Sometimes, the non-court consequences of criminal activity are as serious as the consequences of a conviction. These "collateral consequences," however, have traditionally come as the result of criminal prosecution. Most of the time, society doesn't inflict serious consequences on people who have never been convicted.
On March 15, students around the world plan to strike in order to highlight the global climate crisis and urge leaders to act. Many participants will be skipping school to engage in discussions, lobbying, protests and demonstrations.
According to some Iowa prosecutors, it doesn't matter if it was a mistake. It doesn't matter if they asked for a provisional ballot. The only thing that matters is that they were a former felon and they voted or attempted to vote.

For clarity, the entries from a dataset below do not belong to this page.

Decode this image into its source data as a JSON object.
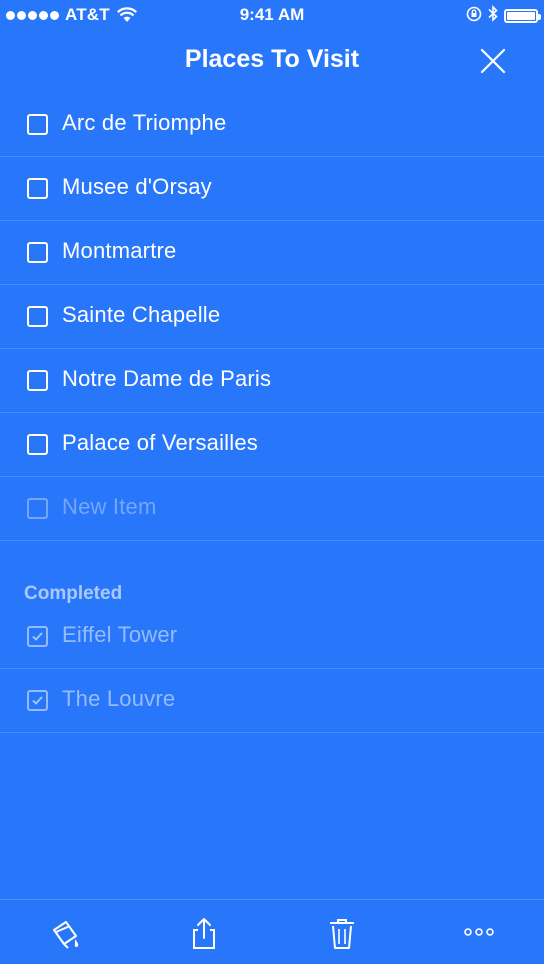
{
  "status_bar": {
    "carrier": "AT&T",
    "time": "9:41 AM"
  },
  "header": {
    "title": "Places To Visit",
    "close_icon": "close-icon"
  },
  "items": [
    {
      "label": "Arc de Triomphe",
      "checked": false
    },
    {
      "label": "Musee d'Orsay",
      "checked": false
    },
    {
      "label": "Montmartre",
      "checked": false
    },
    {
      "label": "Sainte Chapelle",
      "checked": false
    },
    {
      "label": "Notre Dame de Paris",
      "checked": false
    },
    {
      "label": "Palace of Versailles",
      "checked": false
    }
  ],
  "new_item": {
    "placeholder": "New Item"
  },
  "completed": {
    "heading": "Completed",
    "items": [
      {
        "label": "Eiffel Tower",
        "checked": true
      },
      {
        "label": "The Louvre",
        "checked": true
      }
    ]
  },
  "toolbar": {
    "icons": [
      "paint-bucket-icon",
      "share-icon",
      "trash-icon",
      "more-icon"
    ]
  },
  "colors": {
    "background": "#2877fb",
    "text": "#ffffff"
  }
}
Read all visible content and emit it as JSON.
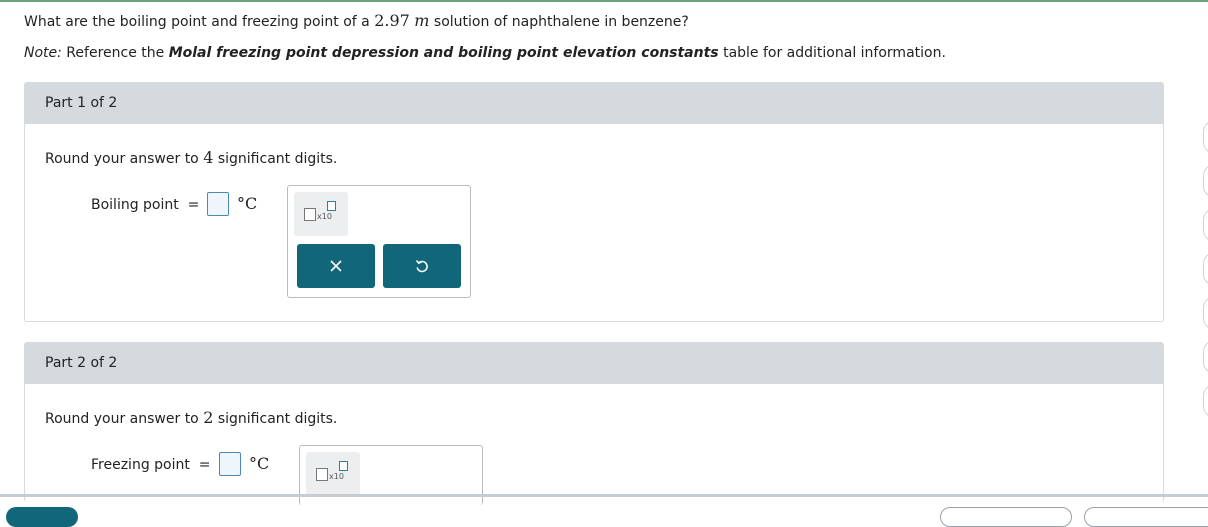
{
  "question": {
    "pre": "What are the boiling point and freezing point of a ",
    "molality": "2.97",
    "unit_var": "m",
    "post": " solution of naphthalene in benzene?"
  },
  "note": {
    "label": "Note:",
    "pre": " Reference the ",
    "bold": "Molal freezing point depression and boiling point elevation constants",
    "post": " table for additional information."
  },
  "parts": [
    {
      "header": "Part 1 of 2",
      "round_pre": "Round your answer to ",
      "sig": "4",
      "round_post": " significant digits.",
      "label": "Boiling point",
      "equals": "=",
      "unit": "°C",
      "x10": "x10"
    },
    {
      "header": "Part 2 of 2",
      "round_pre": "Round your answer to ",
      "sig": "2",
      "round_post": " significant digits.",
      "label": "Freezing point",
      "equals": "=",
      "unit": "°C",
      "x10": "x10"
    }
  ],
  "colors": {
    "accent": "#116779",
    "header_bg": "#d4dadd",
    "input_border": "#4a8ab0"
  },
  "icons": {
    "clear": "close-icon",
    "undo": "undo-icon"
  }
}
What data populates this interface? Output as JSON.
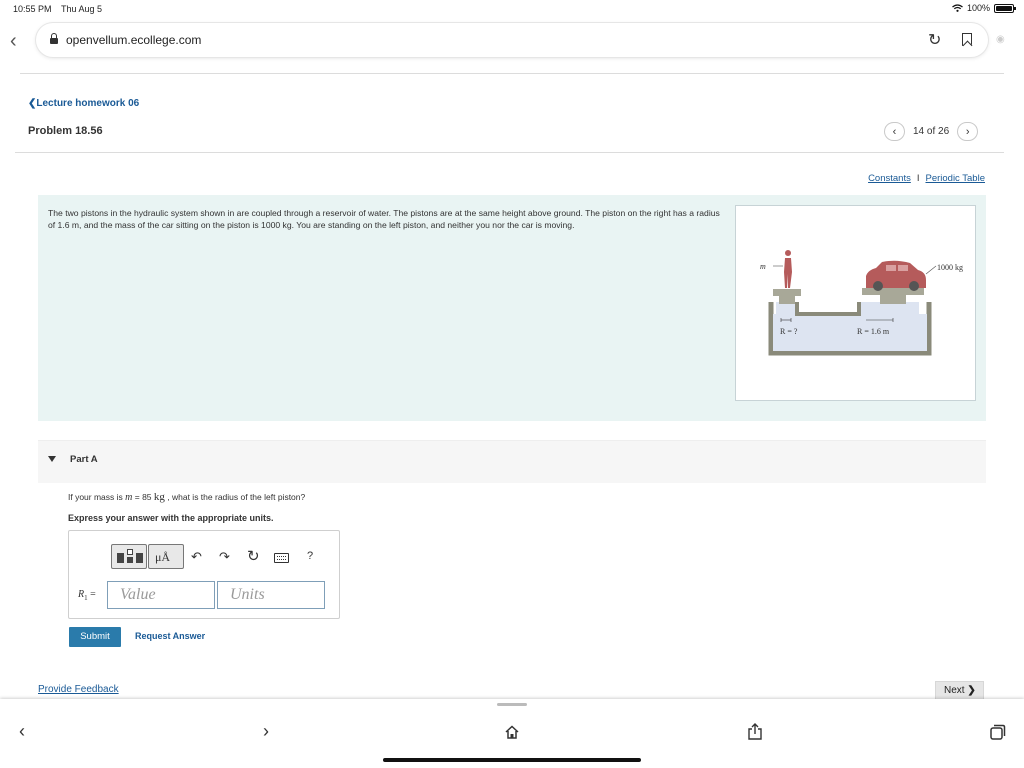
{
  "status_bar": {
    "time": "10:55 PM",
    "date": "Thu Aug 5",
    "battery": "100%"
  },
  "browser": {
    "url": "openvellum.ecollege.com"
  },
  "header": {
    "breadcrumb": "Lecture homework 06",
    "problem_title": "Problem 18.56",
    "pager_text": "14 of 26"
  },
  "links": {
    "constants": "Constants",
    "separator": "I",
    "periodic_table": "Periodic Table"
  },
  "problem": {
    "text": "The two pistons in the hydraulic system shown in are coupled through a reservoir of water. The pistons are at the same height above ground. The piston on the right has a radius of 1.6 m, and the mass of the car sitting on the piston is 1000 kg. You are standing on the left piston, and neither you nor the car is moving.",
    "figure": {
      "mass_label": "m",
      "car_label": "1000 kg",
      "left_radius": "R = ?",
      "right_radius": "R = 1.6 m"
    }
  },
  "part_a": {
    "label": "Part A",
    "question_prefix": "If your mass is ",
    "question_var": "m",
    "question_eq": " = 85 ",
    "question_unit": "kg",
    "question_suffix": " , what is the radius of the left piston?",
    "instruction": "Express your answer with the appropriate units.",
    "toolbar": {
      "units_button": "μÅ",
      "help": "?"
    },
    "variable": "R",
    "variable_sub": "1",
    "equals": "=",
    "value_placeholder": "Value",
    "units_placeholder": "Units",
    "submit": "Submit",
    "request_answer": "Request Answer"
  },
  "footer": {
    "feedback": "Provide Feedback",
    "next": "Next"
  }
}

Did you know that your property can be seized simply because you have been accused of a certain crime? You don't even have to be convicted. When police decide your money or property is connected to criminal activity, they can seize it in what is called a civil forfeiture proceeding.
"You have nothing to fear if you're not going to be a criminal," said a spokesperson for the Bensalem, Pennsylvania police.
The idea that ballistics -- marks made on bullets and casings by the gun they are expelled from -- can be relied upon as evidence is something most of us are familiar with. We've seen it on the CSI shows.
An arrest is traumatic for most people. You may wonder what will happen next. After police take you into custody, you will face a series of steps before your case goes to trial in Iowa. You may find some comfort in knowing what those steps are.
The use of civil forfeitures has been called "policing for profit." The civil forfeiture process usually begins when someone is charged with a crime, either at the state or federal level. At that point, police and prosecutors may find that some of the defendant's money or property is connected to criminal activity. In essence, the prosecutor charges these valuables with being connected to or the proceeds of crime. The defendant bears the burden of proving that they were not. If the defendant fails to prove that, the police and prosecutor's office get to seize the money and property permanently -- even if the defendant has not yet been convicted of any crime.
Iowa Code §726.6 provides nine specific definitions of child endangerment. Overall, however, child endangerment could be described as: 1) knowingly exposing a minor to substantial risk of physical, mental or emotional harm; 2) intentionally causing such harm; 3) depriving a child of the basic necessities of life; 4) abandonment; or 5) failing to provide adequate supervision in specified circumstances.
When prosecutors and defense attorneys choose jurors from a pool, they are allowed to reject some jurors, either for good cause or in what is called a "preemptory challenge." Jurors can be removed for cause, for example, when they are unqualified to serve, have a conflict of interest, or admit that they cannot put aside their biases. Each side gets a limited number of preemptory challenges that can be used to strike jurors without a specific cause.